Making an object JSON serializable in Python involves encoding it into a JSON formatted string. This process allows complex data types such as custom classes to be used with functions and libraries that operate on JSON data.

Which Python method is used to make an object JSON serializable?
The method used to serialize an object in Python is the `json.dumps()` method. This method takes in an object and returns its JSON string representation.

Why does Python not automatically make objects JSON serializable?
Certain Python objects are not serializable because they are not easily representable as a string of text. For instance, objects like classes and functions contain methods, which can’t be serialized to JSON format.

How can one create a custom method to make an object JSON serializable in Python?
To create a custom JSON encoder, you can subclass `json.JSONEncoder` and override its default method with one that can handle your specific object. Then, you can use this custom encoder class as the `cls` parameter in `json.dump()` or `json.dumps()`.
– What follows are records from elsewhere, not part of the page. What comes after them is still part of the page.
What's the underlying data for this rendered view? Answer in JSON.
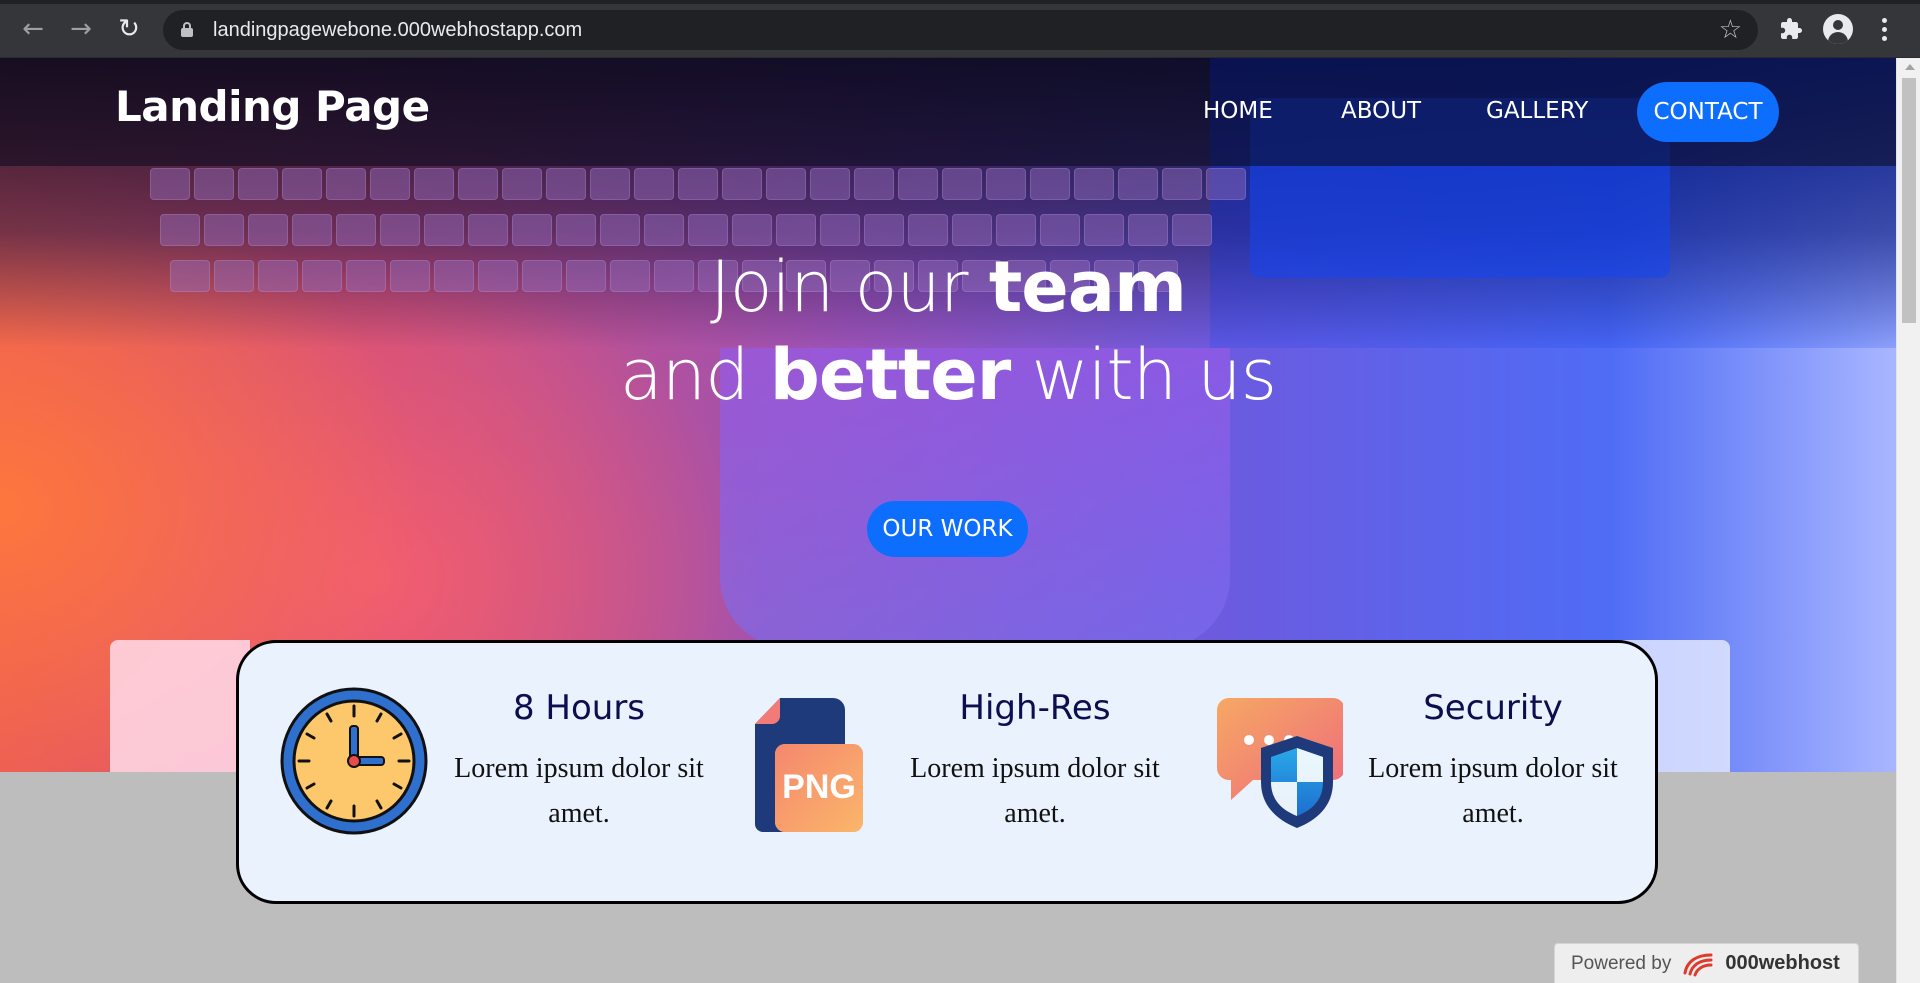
{
  "browser": {
    "url": "landingpagewebone.000webhostapp.com",
    "back_icon": "←",
    "forward_icon": "→",
    "reload_icon": "↻",
    "star_icon": "☆",
    "extensions_icon": "✱"
  },
  "navbar": {
    "brand": "Landing Page",
    "links": [
      "HOME",
      "ABOUT",
      "GALLERY"
    ],
    "contact": "CONTACT",
    "accent": "#0d6efd"
  },
  "hero": {
    "line1_light": "Join our ",
    "line1_bold": "team",
    "line2_light_a": "and ",
    "line2_bold": "better",
    "line2_light_b": " with us",
    "cta": "OUR WORK"
  },
  "features": [
    {
      "icon": "clock-icon",
      "title": "8 Hours",
      "desc": "Lorem ipsum dolor sit amet."
    },
    {
      "icon": "png-file-icon",
      "title": "High-Res",
      "desc": "Lorem ipsum dolor sit amet.",
      "icon_text": "PNG"
    },
    {
      "icon": "chat-shield-icon",
      "title": "Security",
      "desc": "Lorem ipsum dolor sit amet."
    }
  ],
  "footer": {
    "powered_label": "Powered by",
    "powered_name": "000webhost"
  }
}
What is an example of an unserializable object in Python?
A standard example of an unserializable object in Python would be a class instance. Unless specified, Python cannot automatically serialize complex custom objects like class instances into a JSON string.